      I wouldn't mind as much if I heard he was a Satanist.

      December 28, 2010 at 11:51 am |
  18. Joe

    Maybe Harry Potter doesn't care to be rated on Christianity's "good/bad" scale at all?

    December 28, 2010 at 11:21 am |
  19. The Jackdaw

    The real question here is, would Jesus have been a good student at Hogwarts? And was this where he was during that time the bible failed to talk about him? I bet Professor Snape taught him how to turn water to wine!

    December 28, 2010 at 11:20 am |
    • Snape

      Ah yes, Jesus was indeed in my potions class. I am just fed up with having the "chosen one" in my class all of the time. All of these celebrities...

      December 28, 2010 at 11:23 am |
    • Frogist

      @Snape: *raises hand* Professor, wouldn't turning water into wine be transfiguration, not potions?
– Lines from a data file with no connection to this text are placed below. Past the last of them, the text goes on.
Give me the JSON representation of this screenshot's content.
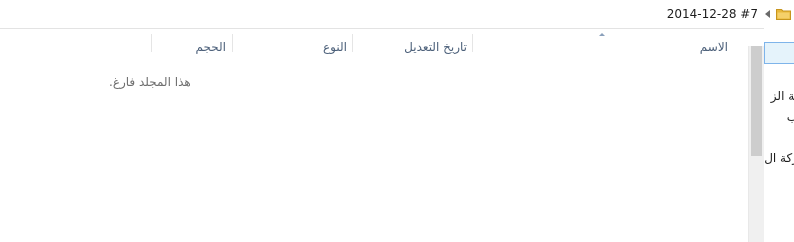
{
  "address_bar": {
    "path_text": "2014-12-28 #7",
    "chevron_icon": "chevron-left-icon",
    "folder_icon": "folder-icon"
  },
  "columns": {
    "name": "الاسم",
    "date_modified": "تاريخ التعديل",
    "type": "النوع",
    "size": "الحجم",
    "sorted_column": "name",
    "sort_direction": "ascending"
  },
  "content": {
    "empty_message": "هذا المجلد فارغ."
  },
  "navigation_pane": {
    "items": [
      {
        "label": "ئة الز"
      },
      {
        "label": "ب"
      },
      {
        "label": "ركة ال"
      }
    ]
  },
  "colors": {
    "header_text": "#4c607a",
    "selection_bg": "#e5f3fb",
    "selection_border": "#7eb4ea",
    "folder_yellow": "#e8b83b"
  }
}
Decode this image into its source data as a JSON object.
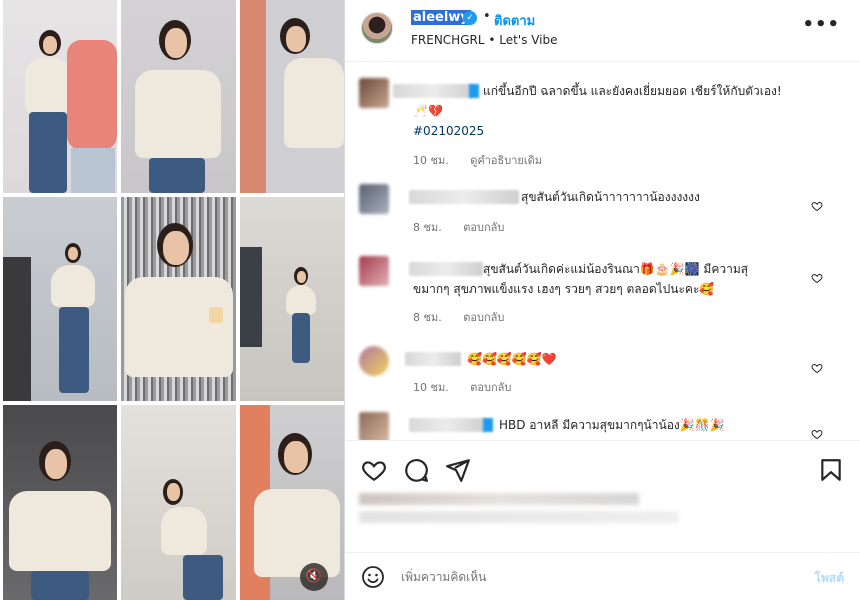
{
  "post": {
    "username": "aleelwy",
    "follow_label": "ติดตาม",
    "separator": "•",
    "brand": "FRENCHGRL",
    "song": "Let's Vibe",
    "more_label": "•••"
  },
  "comments": [
    {
      "text": "แก่ขึ้นอีกปี ฉลาดขึ้น และยังคงเยี่ยมยอด เชียร์ให้กับตัวเอง!",
      "emoji": "🥂💔",
      "hashtag": "#02102025",
      "time": "10 ชม.",
      "action": "ดูคำอธิบายเดิม"
    },
    {
      "text": "สุขสันต์วันเกิดน้าาาาาาาน้องงงงงง",
      "time": "8 ชม.",
      "action": "ตอบกลับ"
    },
    {
      "text_line1": "สุขสันต์วันเกิดค่ะแม่น้องรินณา🎁🎂🎉🎆 มีความสุ",
      "text_line2": "ขมากๆ สุขภาพแข็งแรง เฮงๆ รวยๆ สวยๆ ตลอดไปนะคะ🥰",
      "time": "8 ชม.",
      "action": "ตอบกลับ"
    },
    {
      "text": "🥰🥰🥰🥰🥰❤️",
      "time": "10 ชม.",
      "action": "ตอบกลับ"
    },
    {
      "text": "HBD อาหลี มีความสุขมากๆน้าน้อง🎉🎊🎉"
    }
  ],
  "composer": {
    "placeholder": "เพิ่มความคิดเห็น",
    "post_label": "โพสต์"
  },
  "colors": {
    "accent": "#0095f6",
    "highlight": "#2d6fd6",
    "post_disabled": "#b3dbff"
  }
}
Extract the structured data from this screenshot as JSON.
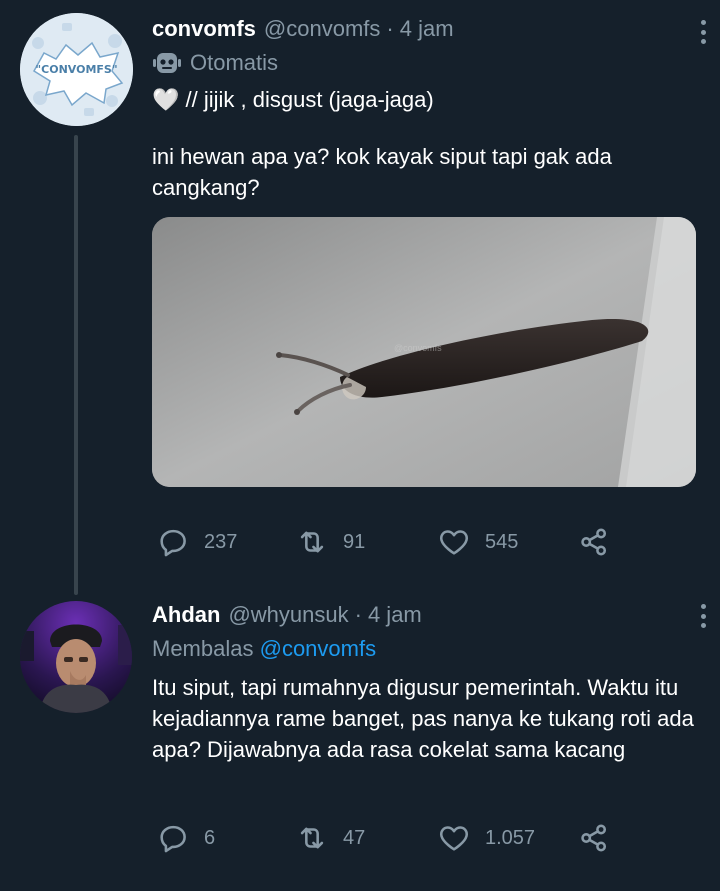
{
  "tweet1": {
    "avatar_label": "\"CONVOMFS\"",
    "name": "convomfs",
    "handle": "@convomfs",
    "separator": "·",
    "time": "4 jam",
    "automated_label": "Otomatis",
    "line1": "🤍 // jijik , disgust (jaga-jaga)",
    "body": "ini hewan apa ya? kok kayak siput tapi gak ada cangkang?",
    "media_watermark": "@convomfs",
    "stats": {
      "replies": "237",
      "retweets": "91",
      "likes": "545"
    }
  },
  "tweet2": {
    "name": "Ahdan",
    "handle": "@whyunsuk",
    "separator": "·",
    "time": "4 jam",
    "reply_prefix": "Membalas",
    "reply_mention": "@convomfs",
    "body": "Itu siput, tapi rumahnya digusur pemerintah. Waktu itu kejadiannya rame banget, pas nanya ke tukang roti ada apa? Dijawabnya ada rasa cokelat sama kacang",
    "stats": {
      "replies": "6",
      "retweets": "47",
      "likes": "1.057"
    }
  },
  "colors": {
    "background": "#15202b",
    "secondary_text": "#8899a6",
    "link": "#1d9bf0",
    "thread_line": "#38444d"
  },
  "icons": [
    "robot-icon",
    "more-icon",
    "reply-icon",
    "retweet-icon",
    "like-icon",
    "share-icon"
  ]
}
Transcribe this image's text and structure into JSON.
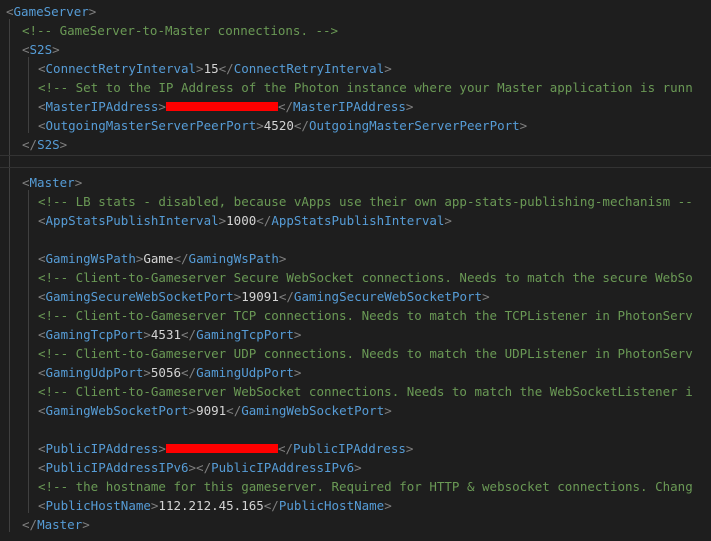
{
  "colors": {
    "background": "#1e1e1e",
    "tag": "#569cd6",
    "bracket": "#808080",
    "text": "#d4d4d4",
    "comment": "#6a9955",
    "redaction": "#ff0000"
  },
  "code": {
    "gameserver_tag": "GameServer",
    "s2s_comment": "<!-- GameServer-to-Master connections. -->",
    "s2s_tag": "S2S",
    "connect_retry_tag": "ConnectRetryInterval",
    "connect_retry_value": "15",
    "master_ip_comment": "<!-- Set to the IP Address of the Photon instance where your Master application is runn",
    "master_ip_tag": "MasterIPAddress",
    "outgoing_port_tag": "OutgoingMasterServerPeerPort",
    "outgoing_port_value": "4520",
    "master_tag": "Master",
    "lb_stats_comment": "<!-- LB stats - disabled, because vApps use their own app-stats-publishing-mechanism --",
    "app_stats_tag": "AppStatsPublishInterval",
    "app_stats_value": "1000",
    "gaming_ws_path_tag": "GamingWsPath",
    "gaming_ws_path_value": "Game",
    "secure_ws_comment": "<!-- Client-to-Gameserver Secure WebSocket connections. Needs to match the secure WebSo",
    "secure_ws_port_tag": "GamingSecureWebSocketPort",
    "secure_ws_port_value": "19091",
    "tcp_comment": "<!-- Client-to-Gameserver TCP connections. Needs to match the TCPListener in PhotonServ",
    "tcp_port_tag": "GamingTcpPort",
    "tcp_port_value": "4531",
    "udp_comment": "<!-- Client-to-Gameserver UDP connections. Needs to match the UDPListener in PhotonServ",
    "udp_port_tag": "GamingUdpPort",
    "udp_port_value": "5056",
    "ws_comment": "<!-- Client-to-Gameserver WebSocket connections. Needs to match the WebSocketListener i",
    "ws_port_tag": "GamingWebSocketPort",
    "ws_port_value": "9091",
    "public_ip_tag": "PublicIPAddress",
    "public_ipv6_tag": "PublicIPAddressIPv6",
    "hostname_comment": "<!-- the hostname for this gameserver. Required for HTTP & websocket connections. Chang",
    "public_host_tag": "PublicHostName",
    "public_host_value": "112.212.45.165"
  }
}
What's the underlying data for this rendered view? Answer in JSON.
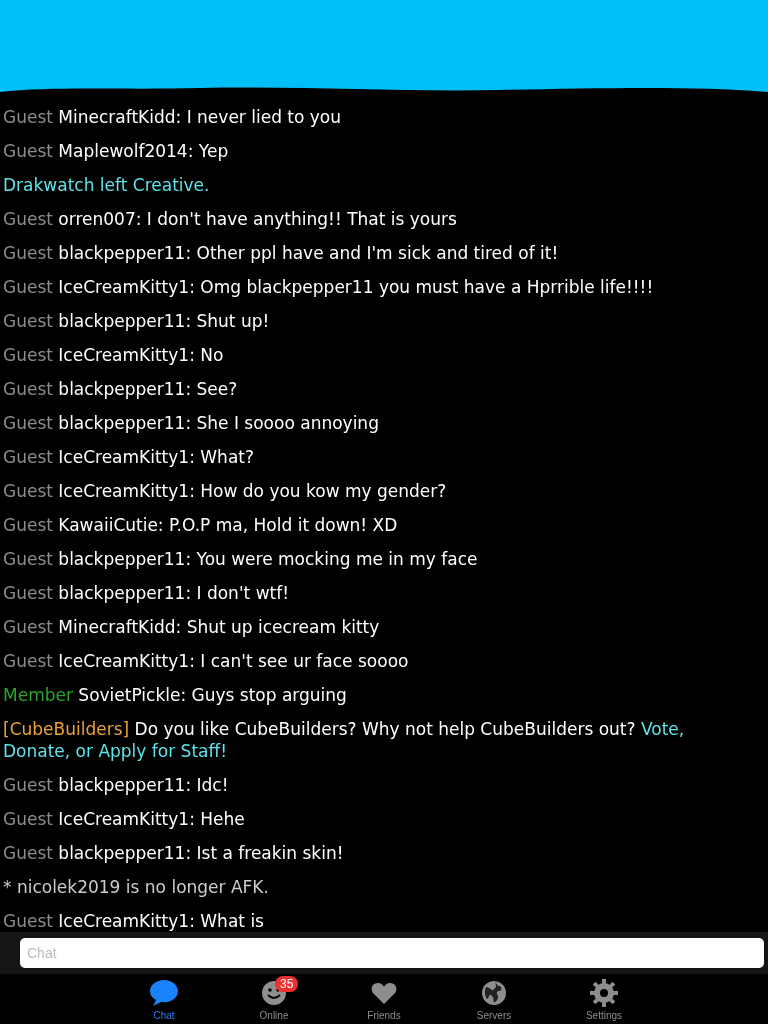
{
  "messages": [
    {
      "kind": "chat",
      "rank": "Guest",
      "name": "MinecraftKidd:",
      "text": "I never lied to you"
    },
    {
      "kind": "chat",
      "rank": "Guest",
      "name": "Maplewolf2014:",
      "text": "Yep"
    },
    {
      "kind": "system",
      "text": "Drakwatch left Creative.",
      "color": "#5ee3ea"
    },
    {
      "kind": "chat",
      "rank": "Guest",
      "name": "orren007:",
      "text": "I don't have anything!! That is yours"
    },
    {
      "kind": "chat",
      "rank": "Guest",
      "name": "blackpepper11:",
      "text": "Other ppl have and I'm sick and tired of it!"
    },
    {
      "kind": "chat",
      "rank": "Guest",
      "name": "IceCreamKitty1:",
      "text": "Omg blackpepper11 you must have a Hprrible life!!!!"
    },
    {
      "kind": "chat",
      "rank": "Guest",
      "name": "blackpepper11:",
      "text": "Shut up!"
    },
    {
      "kind": "chat",
      "rank": "Guest",
      "name": "IceCreamKitty1:",
      "text": "No"
    },
    {
      "kind": "chat",
      "rank": "Guest",
      "name": "blackpepper11:",
      "text": "See?"
    },
    {
      "kind": "chat",
      "rank": "Guest",
      "name": "blackpepper11:",
      "text": "She I soooo annoying"
    },
    {
      "kind": "chat",
      "rank": "Guest",
      "name": "IceCreamKitty1:",
      "text": "What?"
    },
    {
      "kind": "chat",
      "rank": "Guest",
      "name": "IceCreamKitty1:",
      "text": "How do you kow my gender?"
    },
    {
      "kind": "chat",
      "rank": "Guest",
      "name": "KawaiiCutie:",
      "text": "P.O.P ma, Hold it down! XD"
    },
    {
      "kind": "chat",
      "rank": "Guest",
      "name": "blackpepper11:",
      "text": "You were mocking me in my face"
    },
    {
      "kind": "chat",
      "rank": "Guest",
      "name": "blackpepper11:",
      "text": "I don't wtf!"
    },
    {
      "kind": "chat",
      "rank": "Guest",
      "name": "MinecraftKidd:",
      "text": "Shut up icecream kitty"
    },
    {
      "kind": "chat",
      "rank": "Guest",
      "name": "IceCreamKitty1:",
      "text": "I can't see ur face soooo"
    },
    {
      "kind": "chat",
      "rank": "Member",
      "name": "SovietPickle:",
      "text": "Guys stop arguing"
    },
    {
      "kind": "broadcast",
      "tag": "[CubeBuilders]",
      "text": "Do you like CubeBuilders? Why not help CubeBuilders out?",
      "link": "Vote, Donate, or Apply for Staff!"
    },
    {
      "kind": "chat",
      "rank": "Guest",
      "name": "blackpepper11:",
      "text": "Idc!"
    },
    {
      "kind": "chat",
      "rank": "Guest",
      "name": "IceCreamKitty1:",
      "text": "Hehe"
    },
    {
      "kind": "chat",
      "rank": "Guest",
      "name": "blackpepper11:",
      "text": "Ist a freakin skin!"
    },
    {
      "kind": "system",
      "text": "* nicolek2019 is no longer AFK.",
      "color": "#cccccc"
    },
    {
      "kind": "chat",
      "rank": "Guest",
      "name": "IceCreamKitty1:",
      "text": "What is"
    }
  ],
  "input": {
    "placeholder": "Chat"
  },
  "tabs": [
    {
      "label": "Chat",
      "selected": true
    },
    {
      "label": "Online",
      "selected": false,
      "badge": "35"
    },
    {
      "label": "Friends",
      "selected": false
    },
    {
      "label": "Servers",
      "selected": false
    },
    {
      "label": "Settings",
      "selected": false
    }
  ]
}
      Also half-blood Prince, Prince of peace... I just know there's a joke in there somewhere!

      December 28, 2010 at 12:38 pm |
    • Snape

      @Frogist

      Ah, you got me on that one. We all know that I am only truly interested in Defense Against the Dark Arts any way.

      December 29, 2010 at 12:02 pm |
    • Frogist

      @Snape: 10 points for Ravenclaw!
      PS Sorry bout that snake...

      December 29, 2010 at 4:09 pm |
  20. Patti

    Harry Potter is a fictional character, created for entertainment. If you want to talk about classic lit in terms of western judeo-christian worldviews, fine. But enlighten up. Strictly speaking, "witchcraft" is banned by the Christian faith. The value of Harry Potter is in sparking the imagination.

    December 28, 2010 at 11:17 am |
1 2 3 4 5 6 7 8 9 10 11 12 13 14 15 16 17 18
Advertisement
About this blog

The CNN Belief Blog covers the faith angles of the day's biggest stories, from breaking news to politics to entertainment, fostering a global conversation about the role of religion and belief in readers' lives. It's edited by CNN's Daniel Burke with contributions from Eric Marrapodi and CNN's worldwide news gathering team.